It has been a busy week of consolidation in the dark fiber services space with two major deals taking place: Lightower Fiber Networks buying Fibertech for $1.9 billion on Monday and on Thursday Crown Castle snapped up Quanta Fiber Services (Sunesys) for $1 billion. The big question is: What's next in the dark fiber acquisition space?
Top executives from the nation's tower companies saw lower spending form the Tier 1 wireless carriers in the first quarter, but the carriers and tower firms all expect network densification and buildout activity to ramp up as the year progresses.
Crown Castle is acquiring Quanta Fiber (called Sunesys), a subsidiary of Quanta Services, for about $1 billion in cash, a deal that will immediately bolster the wireless tower company's dark fiber capabilities for small cell backhaul services.
HOLLYWOOD, Fla.--Tower company Crown Castle said it will acquire Quanta Fiber Networks (called Sunesys) for $1 billion in cash. A wholly owned subsidiary of Quanta Services, Sunesys owns or has rights to nearly 10,000 miles of fiber in major metropolitan markets including Los Angeles, Philadelphia, Chicago, Atlanta, Silicon Valley and northern New Jersey; Crown Castle said the purchase would "further strengthen Crown Castle's leading position in small cell networks by more than doubling Crown Castle's fiber footprint available for small cell deployments."

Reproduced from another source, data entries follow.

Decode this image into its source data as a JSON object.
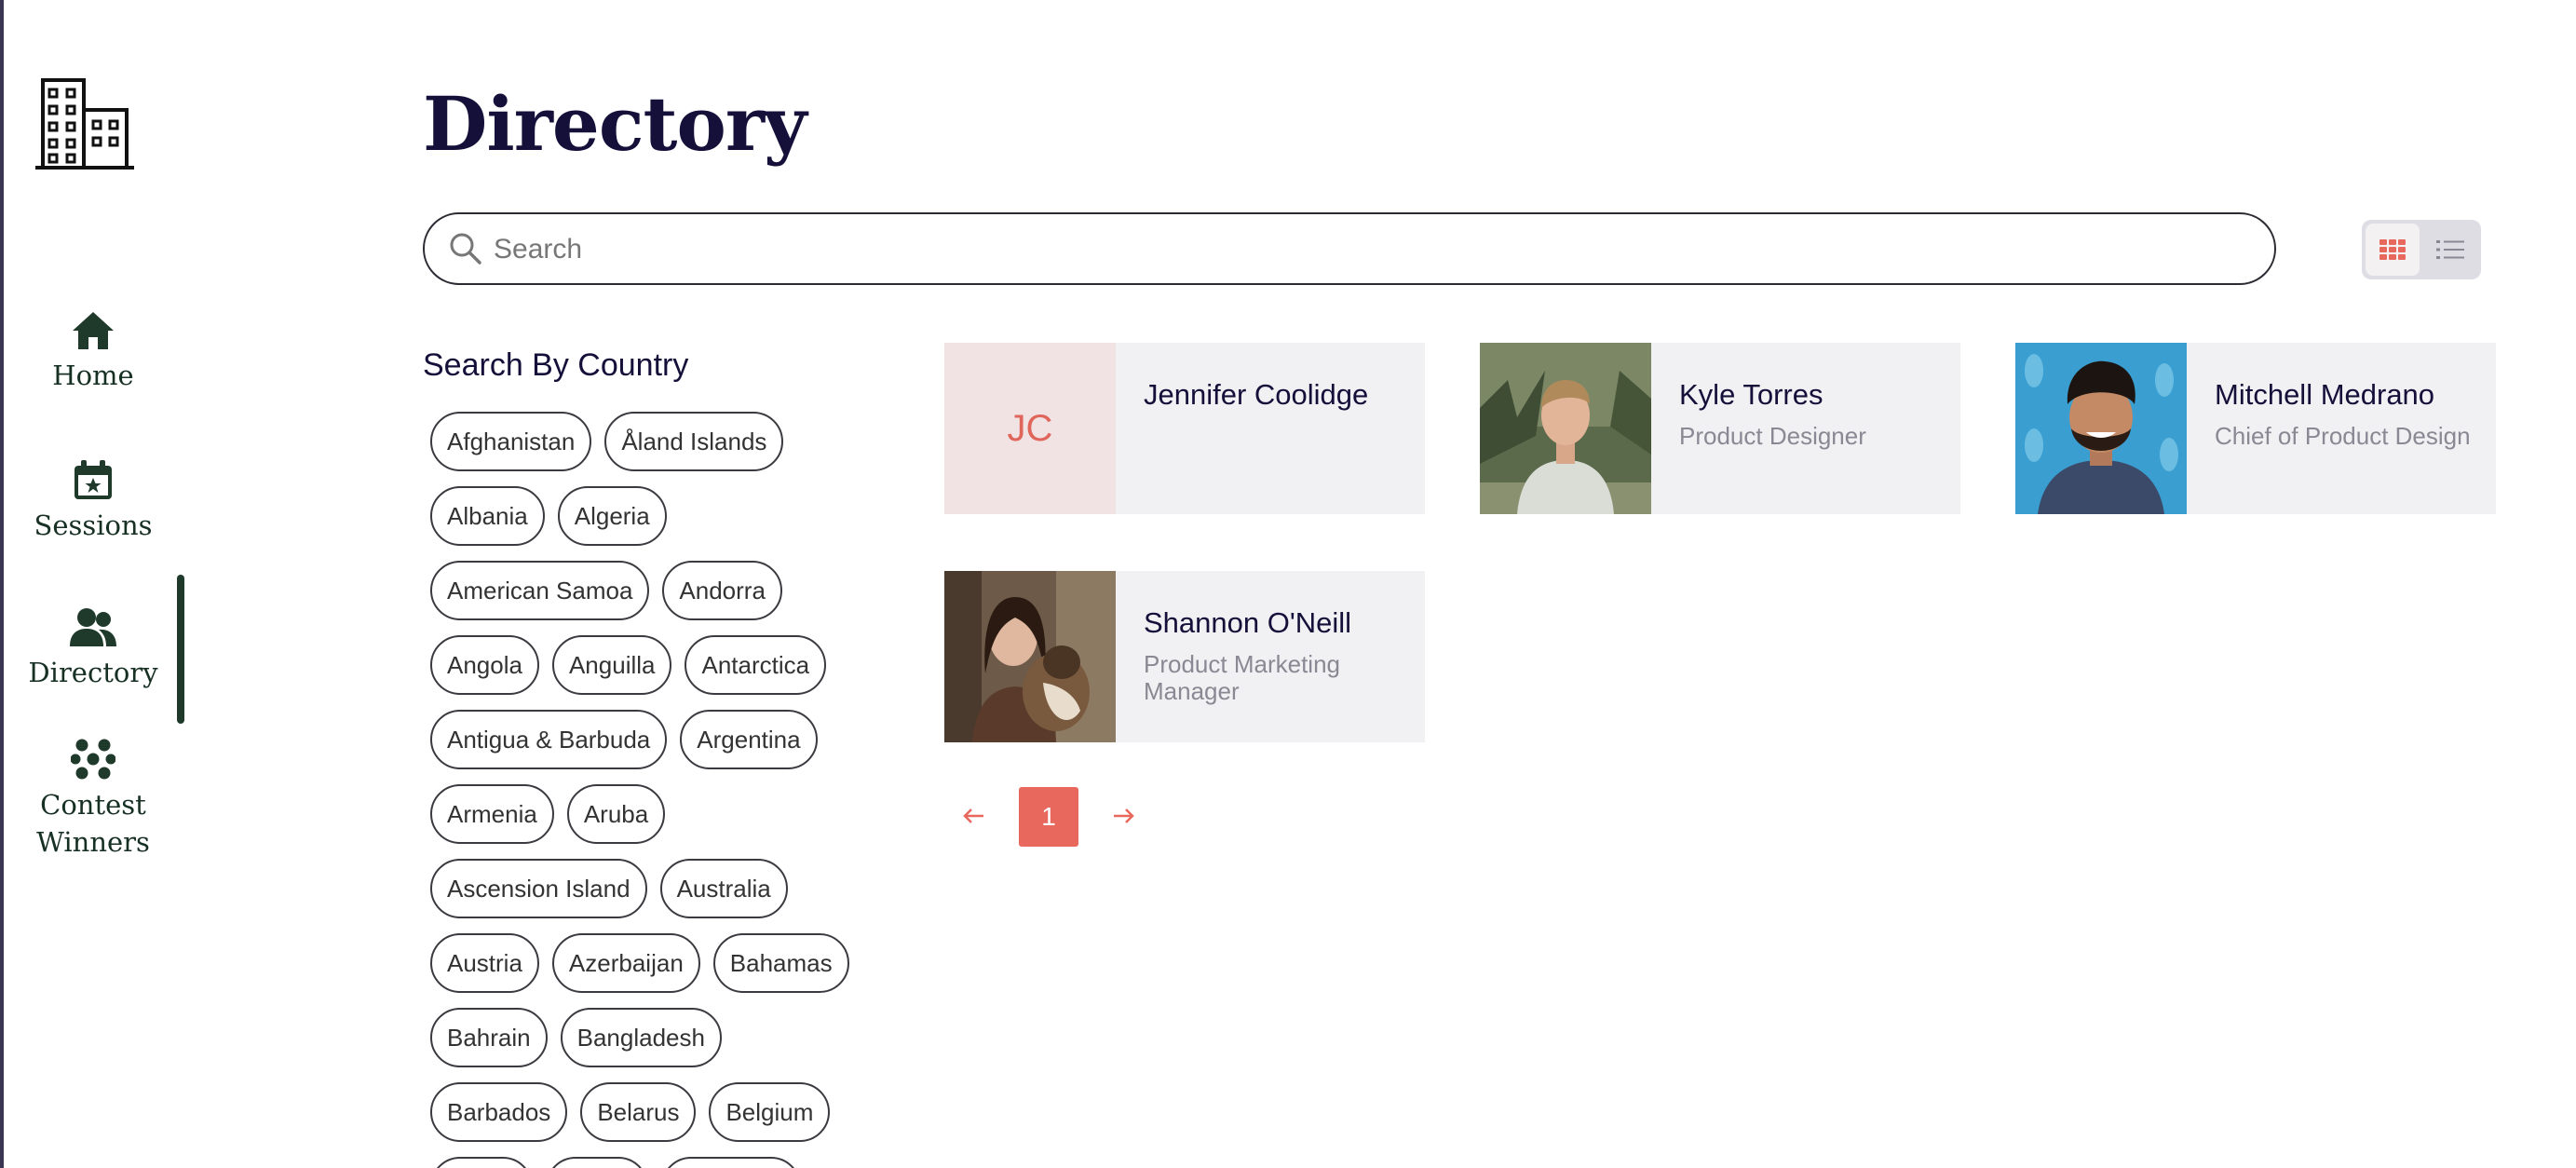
{
  "sidebar": {
    "logo_icon": "building-icon",
    "items": [
      {
        "label": "Home",
        "icon": "home-icon"
      },
      {
        "label": "Sessions",
        "icon": "calendar-star-icon"
      },
      {
        "label": "Directory",
        "icon": "people-icon",
        "active": true
      },
      {
        "label_line1": "Contest",
        "label_line2": "Winners",
        "icon": "dots-cluster-icon"
      }
    ]
  },
  "main": {
    "title": "Directory",
    "search": {
      "placeholder": "Search",
      "value": ""
    },
    "view_toggle": {
      "selected": "grid",
      "options": [
        "grid-icon",
        "list-icon"
      ]
    }
  },
  "filter": {
    "title": "Search By Country",
    "countries": [
      "Afghanistan",
      "Åland Islands",
      "Albania",
      "Algeria",
      "American Samoa",
      "Andorra",
      "Angola",
      "Anguilla",
      "Antarctica",
      "Antigua & Barbuda",
      "Argentina",
      "Armenia",
      "Aruba",
      "Ascension Island",
      "Australia",
      "Austria",
      "Azerbaijan",
      "Bahamas",
      "Bahrain",
      "Bangladesh",
      "Barbados",
      "Belarus",
      "Belgium"
    ]
  },
  "directory": {
    "people": [
      {
        "name": "Jennifer Coolidge",
        "role": "",
        "initials": "JC",
        "photo": "initials"
      },
      {
        "name": "Kyle Torres",
        "role": "Product Designer",
        "photo": "photo"
      },
      {
        "name": "Mitchell Medrano",
        "role": "Chief of Product Design",
        "photo": "photo"
      },
      {
        "name": "Shannon O'Neill",
        "role": "Product Marketing Manager",
        "photo": "photo"
      }
    ]
  },
  "pagination": {
    "current_page": "1"
  },
  "colors": {
    "accent": "#e8685d",
    "nav_text": "#173024",
    "title": "#15103a",
    "card_bg": "#f1f0f3"
  }
}
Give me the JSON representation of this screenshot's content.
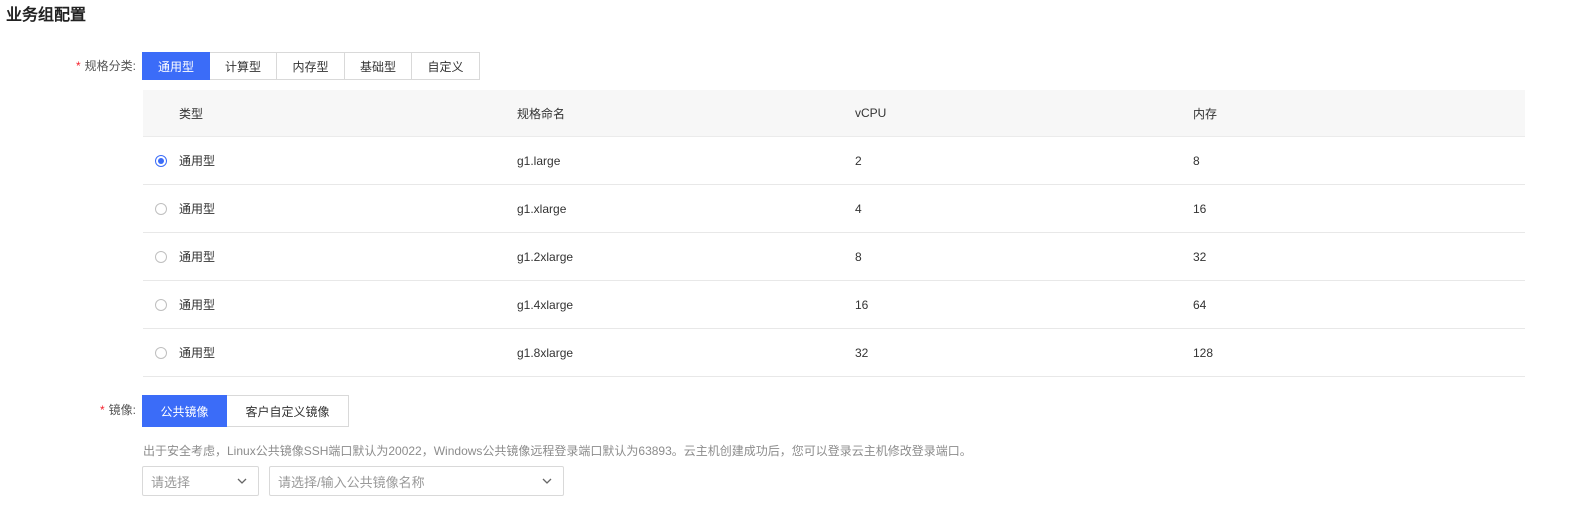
{
  "section_title": "业务组配置",
  "spec": {
    "label": "规格分类:",
    "required_mark": "*",
    "tabs": [
      {
        "label": "通用型",
        "active": true
      },
      {
        "label": "计算型",
        "active": false
      },
      {
        "label": "内存型",
        "active": false
      },
      {
        "label": "基础型",
        "active": false
      },
      {
        "label": "自定义",
        "active": false
      }
    ]
  },
  "table": {
    "columns": [
      "类型",
      "规格命名",
      "vCPU",
      "内存"
    ],
    "rows": [
      {
        "type": "通用型",
        "name": "g1.large",
        "vcpu": "2",
        "memory": "8",
        "selected": true
      },
      {
        "type": "通用型",
        "name": "g1.xlarge",
        "vcpu": "4",
        "memory": "16",
        "selected": false
      },
      {
        "type": "通用型",
        "name": "g1.2xlarge",
        "vcpu": "8",
        "memory": "32",
        "selected": false
      },
      {
        "type": "通用型",
        "name": "g1.4xlarge",
        "vcpu": "16",
        "memory": "64",
        "selected": false
      },
      {
        "type": "通用型",
        "name": "g1.8xlarge",
        "vcpu": "32",
        "memory": "128",
        "selected": false
      }
    ]
  },
  "image": {
    "label": "镜像:",
    "required_mark": "*",
    "tabs": [
      {
        "label": "公共镜像",
        "active": true
      },
      {
        "label": "客户自定义镜像",
        "active": false
      }
    ],
    "hint": "出于安全考虑，Linux公共镜像SSH端口默认为20022，Windows公共镜像远程登录端口默认为63893。云主机创建成功后，您可以登录云主机修改登录端口。",
    "os_select": {
      "placeholder": "请选择"
    },
    "image_select": {
      "placeholder": "请选择/输入公共镜像名称"
    }
  },
  "colors": {
    "accent": "#3b6cf8",
    "required": "#f5222d"
  },
  "icons": {
    "select_arrow": "chevron-down-icon",
    "radio": "radio-icon"
  }
}
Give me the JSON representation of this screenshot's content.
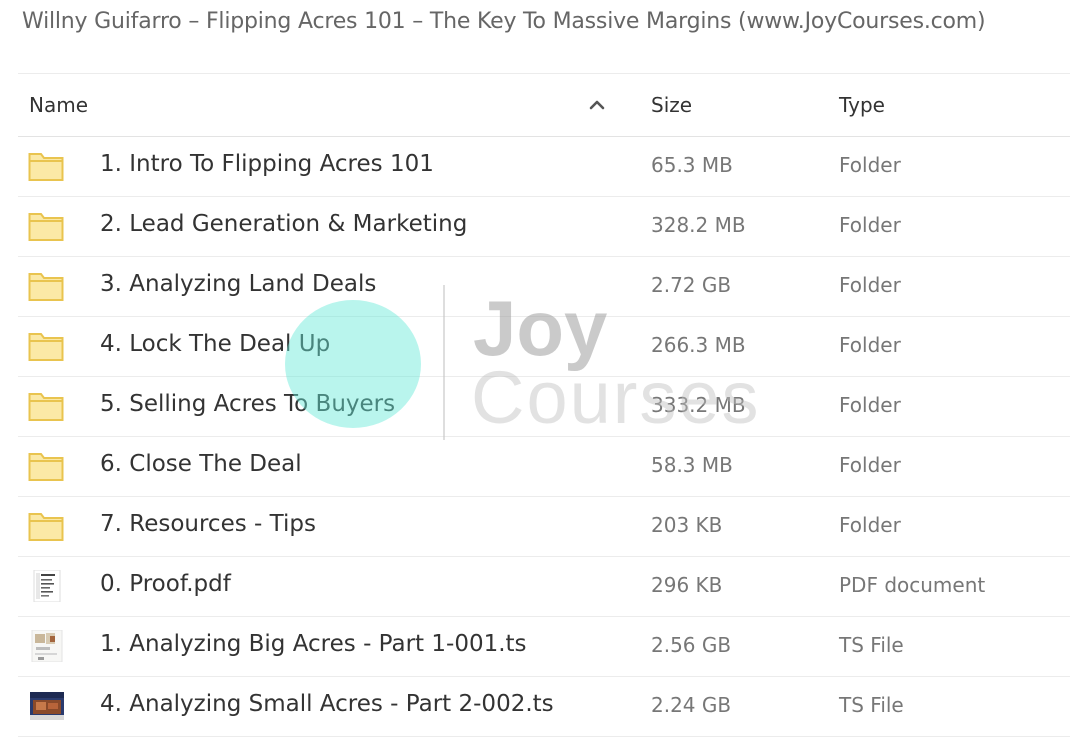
{
  "title": "Willny Guifarro – Flipping Acres 101 – The Key To Massive Margins (www.JoyCourses.com)",
  "columns": {
    "name": "Name",
    "size": "Size",
    "type": "Type",
    "sort_icon": "chevron-up-icon"
  },
  "files": [
    {
      "name": "1. Intro To Flipping Acres 101",
      "size": "65.3 MB",
      "type": "Folder",
      "icon": "folder-icon"
    },
    {
      "name": "2. Lead Generation & Marketing",
      "size": "328.2 MB",
      "type": "Folder",
      "icon": "folder-icon"
    },
    {
      "name": "3. Analyzing Land Deals",
      "size": "2.72 GB",
      "type": "Folder",
      "icon": "folder-icon"
    },
    {
      "name": "4. Lock The Deal Up",
      "size": "266.3 MB",
      "type": "Folder",
      "icon": "folder-icon"
    },
    {
      "name": "5. Selling Acres To Buyers",
      "size": "333.2 MB",
      "type": "Folder",
      "icon": "folder-icon"
    },
    {
      "name": "6. Close The Deal",
      "size": "58.3 MB",
      "type": "Folder",
      "icon": "folder-icon"
    },
    {
      "name": "7. Resources - Tips",
      "size": "203 KB",
      "type": "Folder",
      "icon": "folder-icon"
    },
    {
      "name": "0. Proof.pdf",
      "size": "296 KB",
      "type": "PDF document",
      "icon": "pdf-thumbnail-icon"
    },
    {
      "name": "1. Analyzing Big Acres - Part 1-001.ts",
      "size": "2.56 GB",
      "type": "TS File",
      "icon": "video-thumbnail-icon"
    },
    {
      "name": "4. Analyzing Small Acres - Part 2-002.ts",
      "size": "2.24 GB",
      "type": "TS File",
      "icon": "video-thumbnail-icon"
    }
  ],
  "watermark": {
    "line1": "Joy",
    "line2": "Courses"
  },
  "colors": {
    "folder_fill": "#fbe9a6",
    "folder_stroke": "#e9c44f",
    "watermark_circle": "#64e8d8"
  }
}
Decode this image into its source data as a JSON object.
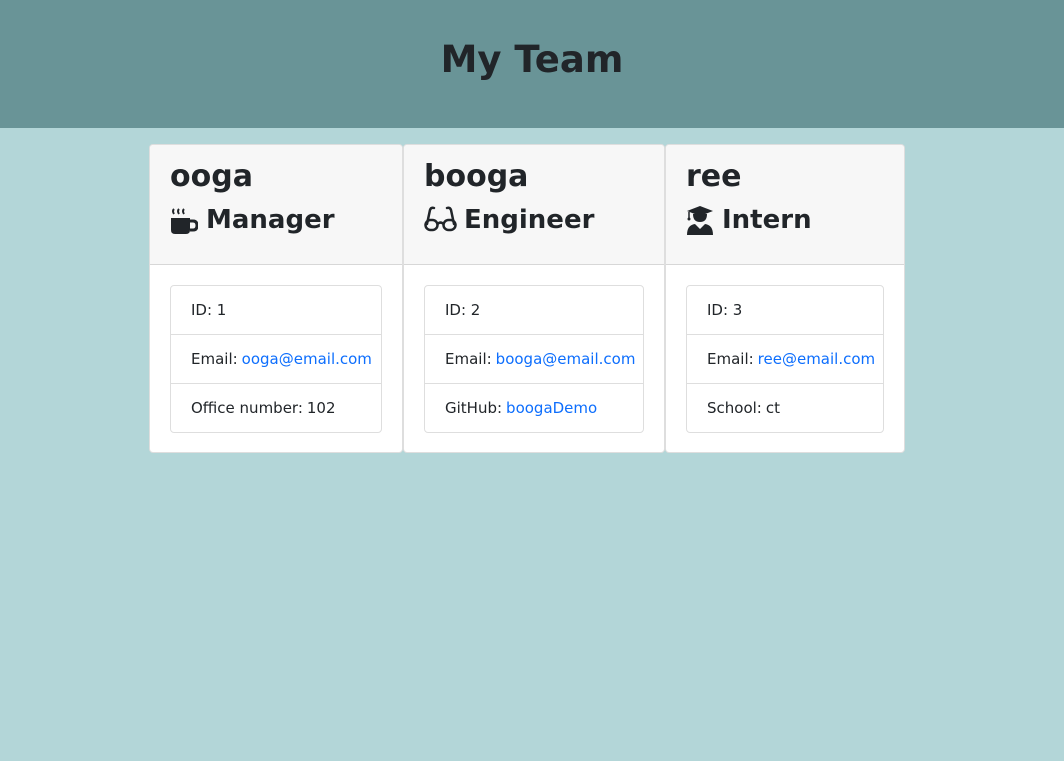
{
  "header": {
    "title": "My Team"
  },
  "cards": [
    {
      "name": "ooga",
      "role": "Manager",
      "role_icon": "mug-hot-icon",
      "id_text": "ID: 1",
      "email_label": "Email:",
      "email": "ooga@email.com",
      "extra_label": "Office number:",
      "extra_value": "102"
    },
    {
      "name": "booga",
      "role": "Engineer",
      "role_icon": "glasses-icon",
      "id_text": "ID: 2",
      "email_label": "Email:",
      "email": "booga@email.com",
      "extra_label": "GitHub:",
      "extra_value": "boogaDemo"
    },
    {
      "name": "ree",
      "role": "Intern",
      "role_icon": "user-graduate-icon",
      "id_text": "ID: 3",
      "email_label": "Email:",
      "email": "ree@email.com",
      "extra_label": "School:",
      "extra_value": "ct"
    }
  ],
  "colors": {
    "header_bg": "#699497",
    "page_bg": "#b3d6d8",
    "link": "#0d6efd"
  }
}
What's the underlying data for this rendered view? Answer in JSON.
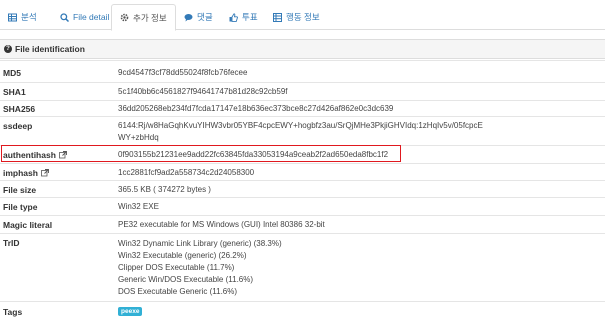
{
  "tabs": [
    {
      "label": "분석",
      "icon": "table-icon"
    },
    {
      "label": "File detail",
      "icon": "search-icon"
    },
    {
      "label": "추가 정보",
      "icon": "gear-icon",
      "active": true
    },
    {
      "label": "댓글",
      "icon": "comment-icon"
    },
    {
      "label": "투표",
      "icon": "thumbs-icon"
    },
    {
      "label": "행동 정보",
      "icon": "grid-icon"
    }
  ],
  "section": {
    "title": "File identification"
  },
  "fields": {
    "md5": {
      "label": "MD5",
      "value": "9cd4547f3cf78dd55024f8fcb76fecee"
    },
    "sha1": {
      "label": "SHA1",
      "value": "5c1f40bb6c4561827f94641747b81d28c92cb59f"
    },
    "sha256": {
      "label": "SHA256",
      "value": "36dd205268eb234fd7fcda17147e18b636ec373bce8c27d426af862e0c3dc639"
    },
    "ssdeep": {
      "label": "ssdeep",
      "value_line1": "6144:Rj/w8HaGqhKvuYIHW3vbr05YBF4cpcEWY+hogbfz3au/SrQjMHe3PkjiGHVIdq:1zHqIv5v/05fcpcE",
      "value_line2": "WY+zbHdq"
    },
    "authentihash": {
      "label": "authentihash",
      "value": "0f903155b21231ee9add22fc63845fda33053194a9ceab2f2ad650eda8fbc1f2"
    },
    "imphash": {
      "label": "imphash",
      "value": "1cc2881fcf9ad2a558734c2d24058300"
    },
    "file_size": {
      "label": "File size",
      "value": "365.5 KB ( 374272 bytes )"
    },
    "file_type": {
      "label": "File type",
      "value": "Win32 EXE"
    },
    "magic": {
      "label": "Magic literal",
      "value": "PE32 executable for MS Windows (GUI) Intel 80386 32-bit"
    },
    "trid": {
      "label": "TrID",
      "values": [
        "Win32 Dynamic Link Library (generic) (38.3%)",
        "Win32 Executable (generic) (26.2%)",
        "Clipper DOS Executable (11.7%)",
        "Generic Win/DOS Executable (11.6%)",
        "DOS Executable Generic (11.6%)"
      ]
    },
    "tags": {
      "label": "Tags",
      "value": "peexe"
    }
  },
  "colors": {
    "accent": "#337ab7",
    "highlight": "#e0191f",
    "badge": "#31b0d5"
  }
}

Crown Castle is seeing a strong uptick in its business from deploying small cells. Indeed, the company said small cells now make up 7 percent of the tower company's site rental revenue.
Analysts at Wall Street financial firm New Street Research said that AT&T Mobility is preparing to begin building out a network running on its WCS spectrum licenses. The firm also said that AT&T likely will ramp up its spending on its network after several months of slower spending. Further, the firm said that Sprint is likely planning to announce a new network plan when the carrier reports its first-quarter results.
Sprint is preparing to add small cells to its network to expand the reach of its LTE service, and that effort will most likely cost the carrier around $500 million per year in labor and hardware costs, according to estimates from one Wall Street analyst firm.
Startup firm M2M Spectrum Networks (a 2014 Fierce 15 winner) has launched its network in almost all the cities it intended to by year-end, but it has not yet announced any commercial customers and is still refining its business plan. The company still aims to provide a dedicated wireless network for M2M connectivity in ways that Tier 1 carriers can't or won't provide.
Verizon Communications has hired TAP Advisors LLC to look into a sale of network assets including its cell towers, according to a Reuters report.
Verizon Communications was opened up to the possibility of selling its wireless towers because of AT&T's agreement last year to sell and lease 9,700 of its cell towers to Crown Castle in a $4.85 billion deal, according to Verizon Communications CFO Fran Shammo. Financial analysts think that Verizon has around 12,500 to 15,000 towers and could be looking to sell a substantial portion of those.